───── Material for this exercise

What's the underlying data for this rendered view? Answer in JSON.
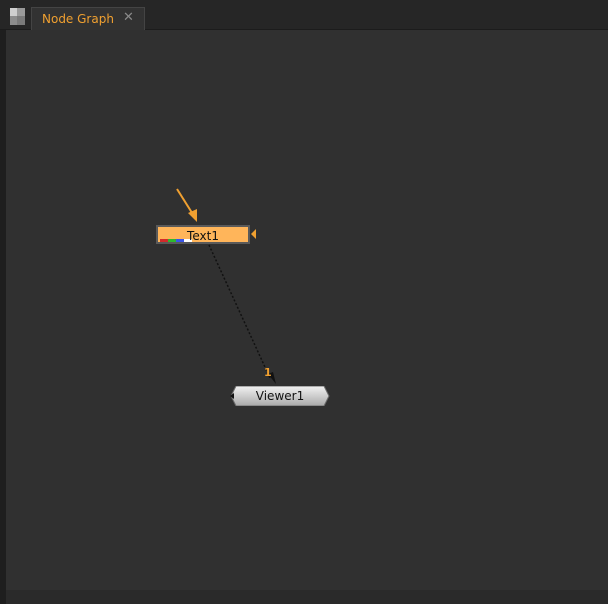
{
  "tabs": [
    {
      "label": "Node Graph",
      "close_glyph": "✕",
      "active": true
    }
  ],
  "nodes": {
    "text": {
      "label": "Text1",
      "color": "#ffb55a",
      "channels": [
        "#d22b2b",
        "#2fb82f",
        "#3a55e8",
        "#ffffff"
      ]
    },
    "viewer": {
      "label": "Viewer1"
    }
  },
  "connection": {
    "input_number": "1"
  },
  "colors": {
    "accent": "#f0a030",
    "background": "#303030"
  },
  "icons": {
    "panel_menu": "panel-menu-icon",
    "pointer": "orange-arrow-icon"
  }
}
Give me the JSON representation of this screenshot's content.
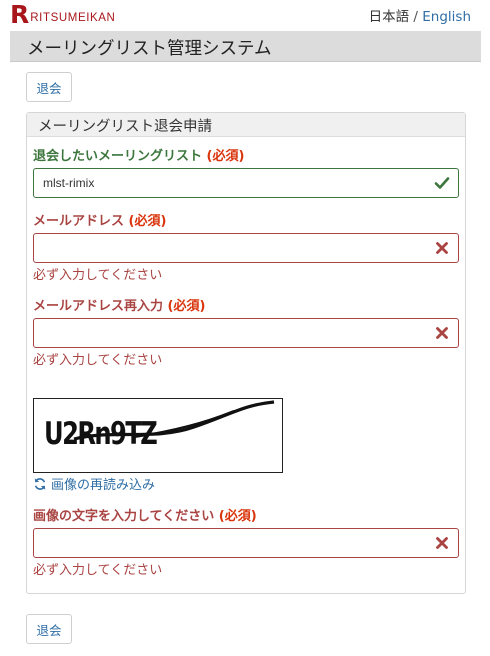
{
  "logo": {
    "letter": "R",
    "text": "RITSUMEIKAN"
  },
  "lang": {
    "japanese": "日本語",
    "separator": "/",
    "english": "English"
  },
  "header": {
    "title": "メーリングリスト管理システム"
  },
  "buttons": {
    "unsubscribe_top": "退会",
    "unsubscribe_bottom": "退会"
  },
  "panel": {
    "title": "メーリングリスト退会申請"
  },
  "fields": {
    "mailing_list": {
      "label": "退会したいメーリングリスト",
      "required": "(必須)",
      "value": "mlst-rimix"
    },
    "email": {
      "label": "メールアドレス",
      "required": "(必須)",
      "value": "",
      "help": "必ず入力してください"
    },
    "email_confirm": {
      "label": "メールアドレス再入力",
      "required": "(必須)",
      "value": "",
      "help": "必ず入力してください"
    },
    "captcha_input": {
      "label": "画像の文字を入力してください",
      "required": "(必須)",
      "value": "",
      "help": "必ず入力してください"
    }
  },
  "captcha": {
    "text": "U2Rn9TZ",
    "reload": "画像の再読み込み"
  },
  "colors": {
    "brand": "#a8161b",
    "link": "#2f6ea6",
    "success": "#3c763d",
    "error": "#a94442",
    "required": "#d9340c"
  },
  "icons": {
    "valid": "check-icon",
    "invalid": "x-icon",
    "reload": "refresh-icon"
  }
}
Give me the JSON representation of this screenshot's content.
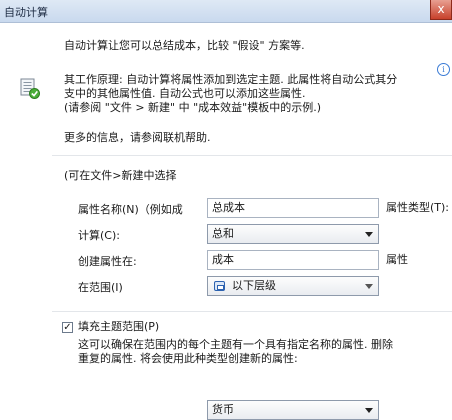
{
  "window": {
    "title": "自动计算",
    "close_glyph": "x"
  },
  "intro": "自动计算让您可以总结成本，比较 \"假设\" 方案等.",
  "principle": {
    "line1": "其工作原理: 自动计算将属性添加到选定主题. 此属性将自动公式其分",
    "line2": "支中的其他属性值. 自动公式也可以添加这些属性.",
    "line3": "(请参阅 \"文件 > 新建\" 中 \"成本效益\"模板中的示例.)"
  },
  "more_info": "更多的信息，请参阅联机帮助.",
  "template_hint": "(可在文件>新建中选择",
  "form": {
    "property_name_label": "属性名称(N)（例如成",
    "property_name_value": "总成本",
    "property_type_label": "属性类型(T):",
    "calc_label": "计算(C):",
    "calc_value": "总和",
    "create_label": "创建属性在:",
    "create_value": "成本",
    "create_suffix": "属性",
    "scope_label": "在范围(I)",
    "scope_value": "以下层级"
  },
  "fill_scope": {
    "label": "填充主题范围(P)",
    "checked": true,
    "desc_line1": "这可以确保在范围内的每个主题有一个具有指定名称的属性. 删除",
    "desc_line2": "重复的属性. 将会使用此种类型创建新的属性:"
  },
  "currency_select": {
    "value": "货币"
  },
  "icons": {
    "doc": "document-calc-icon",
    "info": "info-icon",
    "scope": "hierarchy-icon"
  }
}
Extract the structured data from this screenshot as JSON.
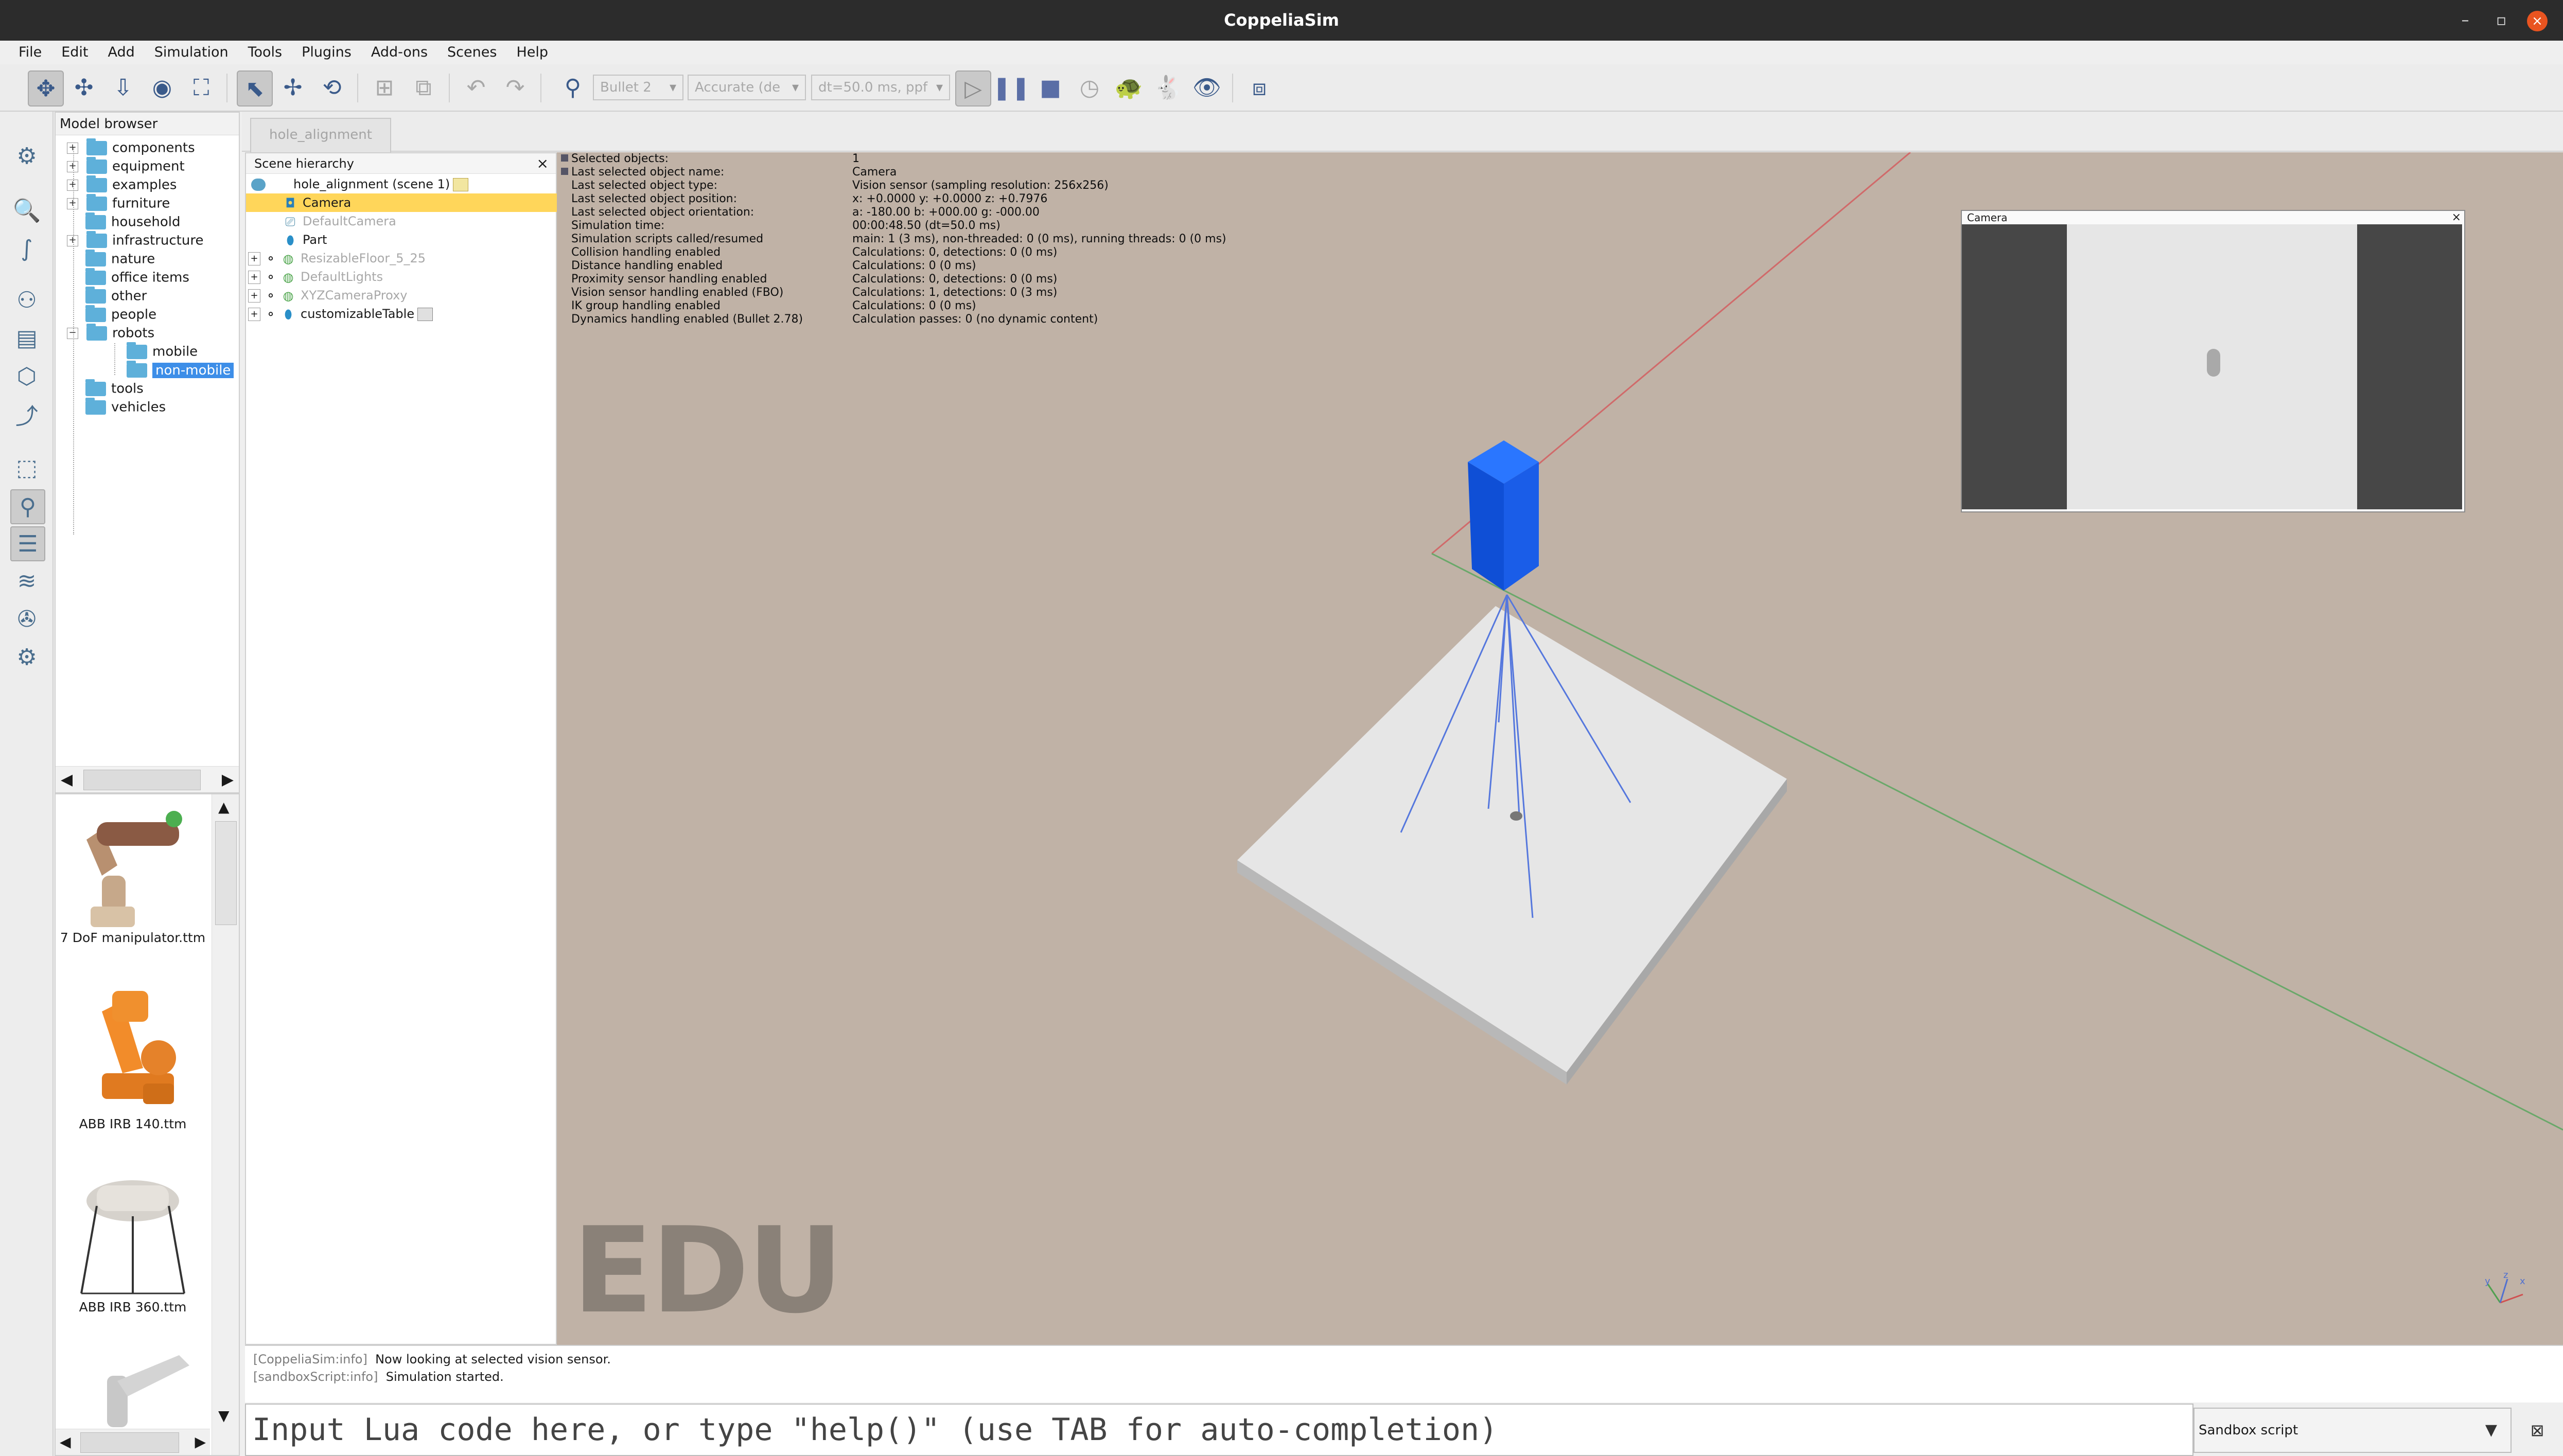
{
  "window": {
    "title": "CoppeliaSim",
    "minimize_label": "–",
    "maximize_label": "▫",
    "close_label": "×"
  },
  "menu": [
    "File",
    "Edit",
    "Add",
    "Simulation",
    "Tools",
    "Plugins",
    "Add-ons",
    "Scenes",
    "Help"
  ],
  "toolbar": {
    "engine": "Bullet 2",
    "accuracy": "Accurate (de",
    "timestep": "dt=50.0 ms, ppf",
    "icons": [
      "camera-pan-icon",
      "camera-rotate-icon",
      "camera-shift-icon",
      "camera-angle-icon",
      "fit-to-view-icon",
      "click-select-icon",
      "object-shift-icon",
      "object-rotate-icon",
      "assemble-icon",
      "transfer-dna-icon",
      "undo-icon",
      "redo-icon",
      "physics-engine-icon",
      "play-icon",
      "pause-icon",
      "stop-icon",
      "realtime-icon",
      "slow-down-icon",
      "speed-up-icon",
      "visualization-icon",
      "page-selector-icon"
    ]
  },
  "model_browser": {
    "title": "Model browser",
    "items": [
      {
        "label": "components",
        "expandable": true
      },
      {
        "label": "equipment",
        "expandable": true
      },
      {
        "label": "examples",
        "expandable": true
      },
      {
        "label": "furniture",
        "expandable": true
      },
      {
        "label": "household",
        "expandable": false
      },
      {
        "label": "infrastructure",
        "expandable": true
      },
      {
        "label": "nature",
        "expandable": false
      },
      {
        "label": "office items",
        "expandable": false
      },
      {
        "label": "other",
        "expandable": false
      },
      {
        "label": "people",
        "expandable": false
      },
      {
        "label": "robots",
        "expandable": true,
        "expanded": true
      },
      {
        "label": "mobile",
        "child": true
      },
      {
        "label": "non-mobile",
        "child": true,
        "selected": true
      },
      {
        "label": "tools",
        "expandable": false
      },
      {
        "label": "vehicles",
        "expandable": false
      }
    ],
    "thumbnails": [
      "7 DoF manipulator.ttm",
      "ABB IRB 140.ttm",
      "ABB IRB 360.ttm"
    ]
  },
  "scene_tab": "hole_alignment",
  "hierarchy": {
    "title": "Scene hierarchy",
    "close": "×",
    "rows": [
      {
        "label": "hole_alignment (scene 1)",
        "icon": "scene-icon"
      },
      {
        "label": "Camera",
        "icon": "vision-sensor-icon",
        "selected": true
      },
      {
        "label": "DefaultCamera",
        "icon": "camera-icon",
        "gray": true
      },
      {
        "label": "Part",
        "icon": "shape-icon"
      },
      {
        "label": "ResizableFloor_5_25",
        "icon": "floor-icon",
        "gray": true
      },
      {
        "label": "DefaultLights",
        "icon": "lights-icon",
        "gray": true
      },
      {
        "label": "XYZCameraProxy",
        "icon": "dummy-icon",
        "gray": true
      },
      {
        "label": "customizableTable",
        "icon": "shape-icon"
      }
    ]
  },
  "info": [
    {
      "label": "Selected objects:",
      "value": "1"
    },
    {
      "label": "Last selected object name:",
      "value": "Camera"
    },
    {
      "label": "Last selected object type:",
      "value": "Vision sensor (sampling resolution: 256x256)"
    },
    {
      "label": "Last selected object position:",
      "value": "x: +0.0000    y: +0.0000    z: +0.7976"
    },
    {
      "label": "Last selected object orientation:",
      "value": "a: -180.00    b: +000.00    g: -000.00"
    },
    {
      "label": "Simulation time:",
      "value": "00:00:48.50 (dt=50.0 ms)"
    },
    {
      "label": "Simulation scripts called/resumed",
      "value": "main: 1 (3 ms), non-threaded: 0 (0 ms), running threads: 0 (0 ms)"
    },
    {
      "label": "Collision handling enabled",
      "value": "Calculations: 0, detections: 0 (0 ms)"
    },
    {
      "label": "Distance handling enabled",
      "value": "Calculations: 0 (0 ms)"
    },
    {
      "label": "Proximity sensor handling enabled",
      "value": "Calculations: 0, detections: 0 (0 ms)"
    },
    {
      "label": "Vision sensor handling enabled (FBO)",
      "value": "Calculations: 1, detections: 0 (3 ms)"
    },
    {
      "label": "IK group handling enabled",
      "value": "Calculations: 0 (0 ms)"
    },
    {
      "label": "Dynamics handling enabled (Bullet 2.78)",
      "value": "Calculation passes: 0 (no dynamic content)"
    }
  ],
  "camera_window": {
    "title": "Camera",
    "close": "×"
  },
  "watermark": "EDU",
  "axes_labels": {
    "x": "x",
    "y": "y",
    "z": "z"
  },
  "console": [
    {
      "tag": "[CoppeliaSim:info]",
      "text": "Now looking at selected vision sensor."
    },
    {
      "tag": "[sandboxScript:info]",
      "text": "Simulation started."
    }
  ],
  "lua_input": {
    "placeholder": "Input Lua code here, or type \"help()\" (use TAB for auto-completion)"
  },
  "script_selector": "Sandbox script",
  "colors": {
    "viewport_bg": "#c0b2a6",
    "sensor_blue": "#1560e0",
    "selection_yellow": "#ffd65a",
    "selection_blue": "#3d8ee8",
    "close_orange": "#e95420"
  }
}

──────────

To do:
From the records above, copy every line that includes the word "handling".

Expected answer:
      "label": "Collision handling enabled",
      "label": "Distance handling enabled",
      "label": "Proximity sensor handling enabled",
      "label": "Vision sensor handling enabled (FBO)",
      "label": "IK group handling enabled",
      "label": "Dynamics handling enabled (Bullet 2.78)",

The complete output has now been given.